Brooks Koepka won his second successive U.S. Open title today. He bogeyed the last hole to shoot 68 and still win by one stroke over Tommy Fleetwood. He was an early finisher in the clubhouse with a U.S. Open record-tying 63 today for a four-round total of 282, two over par. In the modern era, Koepka’s successive U.S. Open titles tied Curtis Strange (1988-1989 and Ben Hogan (1950-1951). Long-haired Fleetwood missed setting a new record with a 62 by missing a ten-foot birdie putt on his last hole that would have tied him with Koepka.

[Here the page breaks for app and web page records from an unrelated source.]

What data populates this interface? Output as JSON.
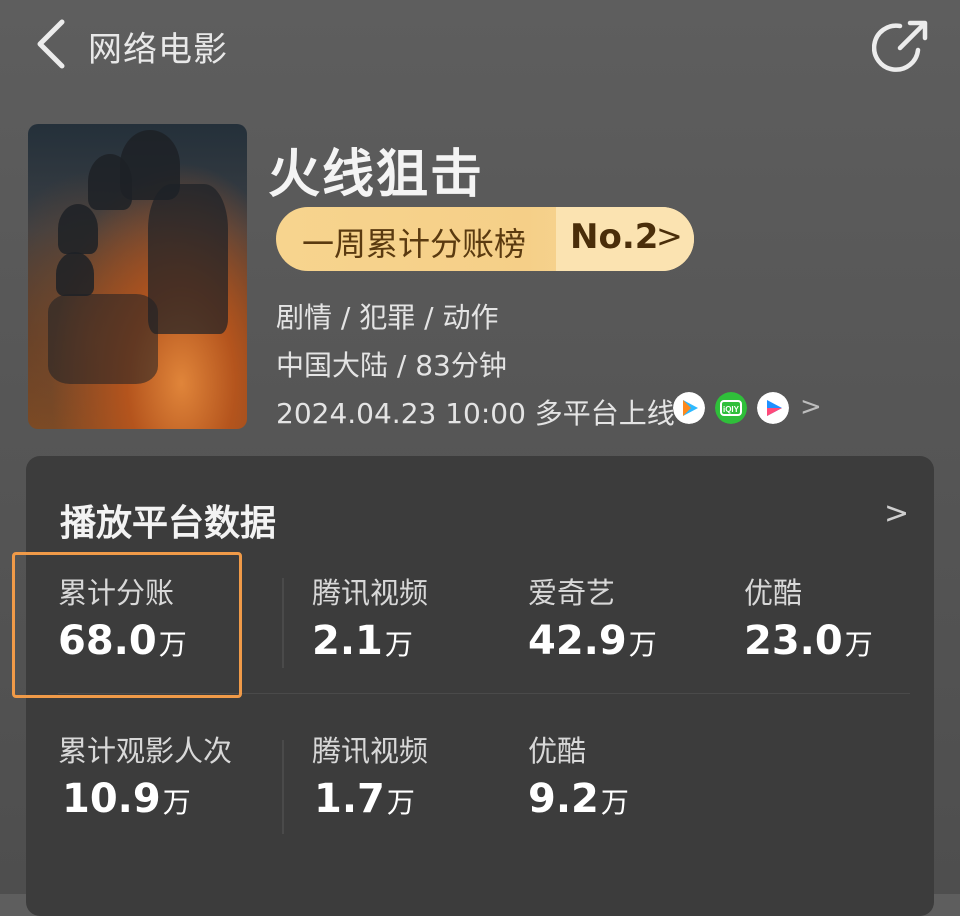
{
  "header": {
    "title": "网络电影",
    "back_icon": "chevron-left-icon",
    "share_icon": "share-icon"
  },
  "movie": {
    "title": "火线狙击",
    "rank": {
      "label": "一周累计分账榜",
      "number": "No.2",
      "arrow": ">"
    },
    "genres": "剧情 / 犯罪 / 动作",
    "region_runtime": "中国大陆 / 83分钟",
    "release": "2024.04.23 10:00 多平台上线",
    "platforms": [
      {
        "name": "tencent-video-icon",
        "color": "#2db9ff"
      },
      {
        "name": "iqiyi-icon",
        "color": "#2fbf3a"
      },
      {
        "name": "youku-icon",
        "color": "#1e90ff"
      }
    ],
    "platforms_arrow": ">"
  },
  "panel": {
    "title": "播放平台数据",
    "arrow": ">",
    "row1": [
      {
        "label": "累计分账",
        "value": "68.0",
        "unit": "万"
      },
      {
        "label": "腾讯视频",
        "value": "2.1",
        "unit": "万"
      },
      {
        "label": "爱奇艺",
        "value": "42.9",
        "unit": "万"
      },
      {
        "label": "优酷",
        "value": "23.0",
        "unit": "万"
      }
    ],
    "row2": [
      {
        "label": "累计观影人次",
        "value": "10.9",
        "unit": "万"
      },
      {
        "label": "腾讯视频",
        "value": "1.7",
        "unit": "万"
      },
      {
        "label": "优酷",
        "value": "9.2",
        "unit": "万"
      }
    ]
  },
  "colors": {
    "accent_pill": "#f7d48e",
    "highlight_box": "#f09a48",
    "panel_bg": "#3c3c3c"
  }
}
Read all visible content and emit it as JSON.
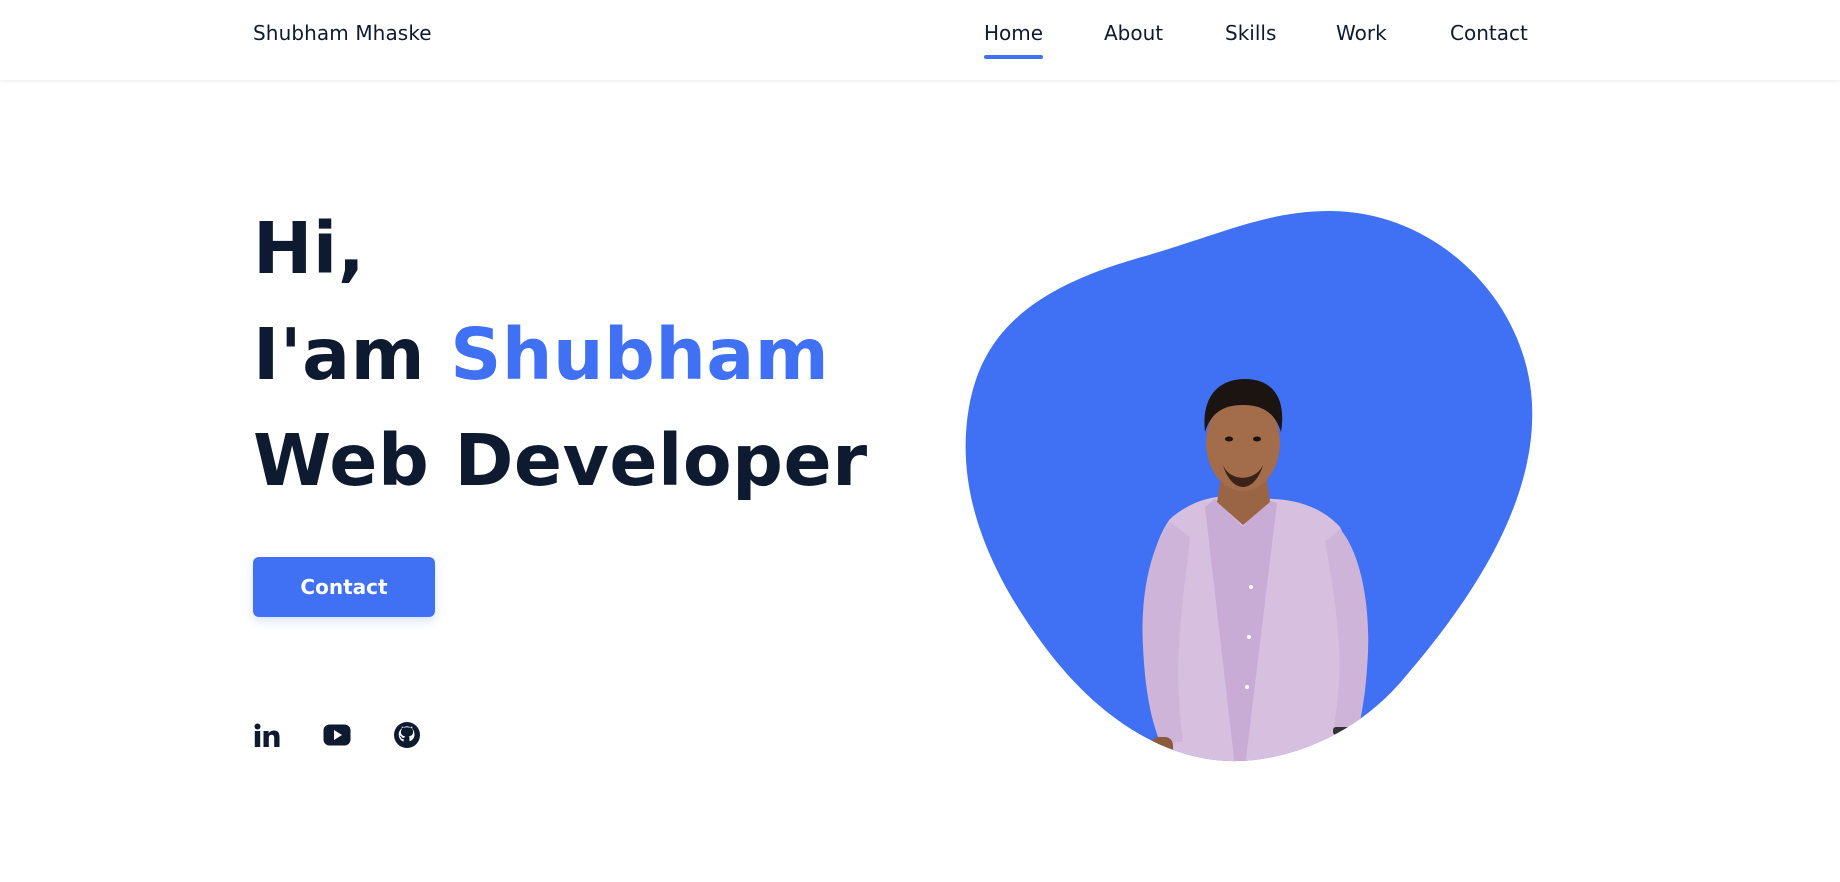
{
  "site": {
    "logo": "Shubham Mhaske"
  },
  "nav": {
    "items": [
      {
        "label": "Home",
        "active": true
      },
      {
        "label": "About",
        "active": false
      },
      {
        "label": "Skills",
        "active": false
      },
      {
        "label": "Work",
        "active": false
      },
      {
        "label": "Contact",
        "active": false
      }
    ]
  },
  "hero": {
    "greeting": "Hi,",
    "intro_prefix": "I'am",
    "name": "Shubham",
    "role": "Web Developer",
    "button_label": "Contact"
  },
  "social": [
    {
      "name": "linkedin",
      "icon": "linkedin-icon"
    },
    {
      "name": "youtube",
      "icon": "youtube-icon"
    },
    {
      "name": "github",
      "icon": "github-icon"
    }
  ],
  "colors": {
    "accent": "#4070f4",
    "text": "#0e1a2f",
    "background": "#ffffff"
  }
}
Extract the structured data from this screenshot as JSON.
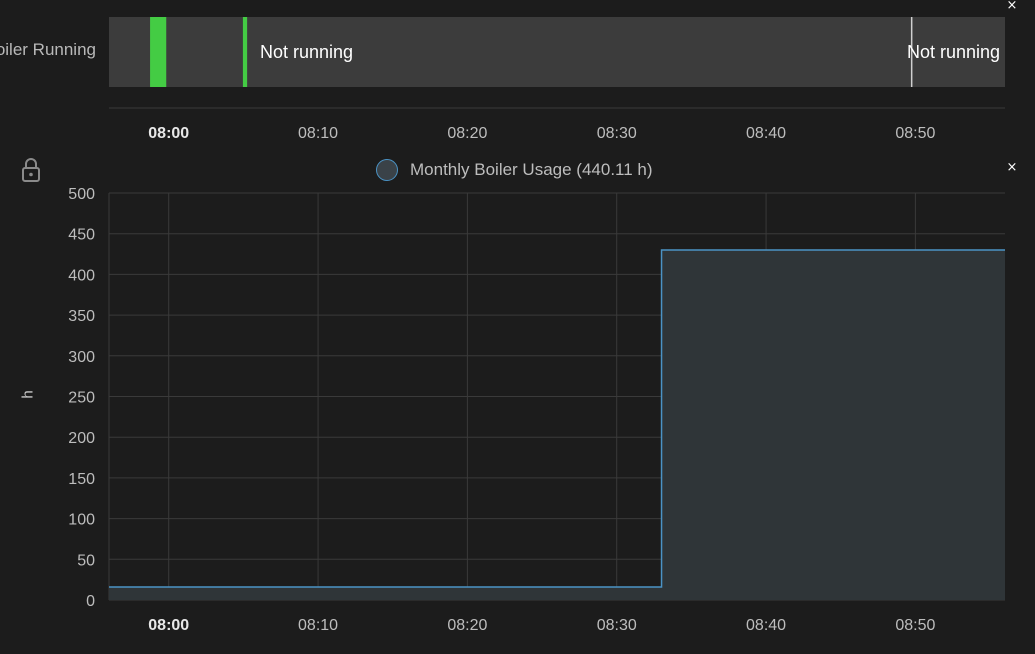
{
  "timeline": {
    "entity_label": "Boiler Running",
    "close_label": "×",
    "segments": [
      {
        "start": "07:58:45",
        "end": "07:59:50",
        "state": "Running",
        "color": "#44cc44"
      },
      {
        "start": "08:00:10",
        "end": "08:04:58",
        "state": "Not running",
        "color": "#3c3c3c"
      },
      {
        "start": "08:04:58",
        "end": "08:05:15",
        "state": "Running",
        "color": "#44cc44"
      },
      {
        "start": "08:05:15",
        "end": "08:49:45",
        "state": "Not running",
        "color": "#3c3c3c"
      },
      {
        "start": "08:49:45",
        "end": "08:56:00",
        "state": "Not running",
        "color": "#3c3c3c"
      }
    ],
    "segment_text": [
      "Not running",
      "Not running"
    ],
    "ticks": [
      "08:00",
      "08:10",
      "08:20",
      "08:30",
      "08:40",
      "08:50"
    ]
  },
  "chart_data": {
    "type": "area",
    "step": true,
    "legend": "Monthly Boiler Usage (440.11 h)",
    "ylabel": "h",
    "xlabel": "",
    "x_ticks": [
      "08:00",
      "08:10",
      "08:20",
      "08:30",
      "08:40",
      "08:50"
    ],
    "x_range": [
      "07:56",
      "08:56"
    ],
    "ylim": [
      0,
      500
    ],
    "y_ticks": [
      0,
      50,
      100,
      150,
      200,
      250,
      300,
      350,
      400,
      450,
      500
    ],
    "grid": true,
    "series": [
      {
        "name": "Monthly Boiler Usage (440.11 h)",
        "color": "#4b93c5",
        "fill": "#2f3538",
        "points": [
          {
            "x": "07:56",
            "y": 16
          },
          {
            "x": "08:33",
            "y": 16
          },
          {
            "x": "08:33",
            "y": 430
          },
          {
            "x": "08:56",
            "y": 430
          }
        ]
      }
    ],
    "close_label": "×"
  },
  "colors": {
    "background": "#1c1c1c",
    "grid": "#3a3a3a",
    "running": "#44cc44"
  }
}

Koepka started the day in a four-way tie for 1st place at three over par for the previous three rounds. He was playing in the next to last twosome with his workout mate Dustin Johnson, who had led by four strokes after two rounds. Johnson won this tournament two years ago, and, of course, Koepka was defending champion. Koepka got to two under par today, thus one over par for the tournament. He maintained that position or even par for the tournament much of the back nine, thus leading the tournament.
Like yesterday, #1 player in the world Dustin Johnson couldn’t buy a putt. For the two days he had six three-putt greens. He must have used up all of his good putting during his first two rounds.
Current Masters champ Patrick Reed got a hot start toward getting a second leg of the coveted and illusive Grand Slam (winning four majors in the same year, which has never been done). He birdied the first three holes and was five under par after seven holes on today’s round. But he faltered on the back nine.
The determining factor in Koepka’s win today was that during the treacherous 11th through 14th holes, three times he got the ball up-and-down (two strokes) from difficult spots near the greens by making sizable one-putts. Still, a TV commentator said Brooks Koepka’s tournament stats this week showed he was first in driving distance and accuracy plus he was second in greens-in-regulation. The cream has been coming to the top in the U.S. Open.My long-shot pick was friendly, tall, and skinny Tony Finau, who has won only one tournament on the PGA Tour. In his stance, he stands so close to the ball that the only time you stand closer than that is in dancing. After shooting a 66 yesterday to tie for the lead, he had five birdies today but double bogeyed the last hole. That hurt his paycheck big time.
The low finishers were as follows: Koepka +1, Fleetwood +2, Johnson +3, Reed +4, and Finau +5.
Yesterday, I blogged about Phil Mickelson’s Meltdown on the 13th green yesterday. He putted his ball and then ran over and hit the ball while it was running off the green. That is a two stroke penalty for hitting a moving ball. But there was a question about whether or not he should have been disqualified. He obviously did it because he was frustrated with U.S.G.A. officials regarding some of the pin placements. After much criticism about this course setup from some players, at the end of the day the officials admitted that they had made a “mulligan,” meaning they should have done better, yet that is not really the right meaning of that word.
It was an exciting tournament. Brooks Koepka is becoming a superstar golfer. In both of his U.S. Open wins, he played some magnificent golf down the stretch, meaning the back nine on Sunday. Keopka plays golf like he’s got no nerves whatsoever, like a robot. Yet he’s having fun doing it. “Pretty amazing stuff” as Johnny Miller would say.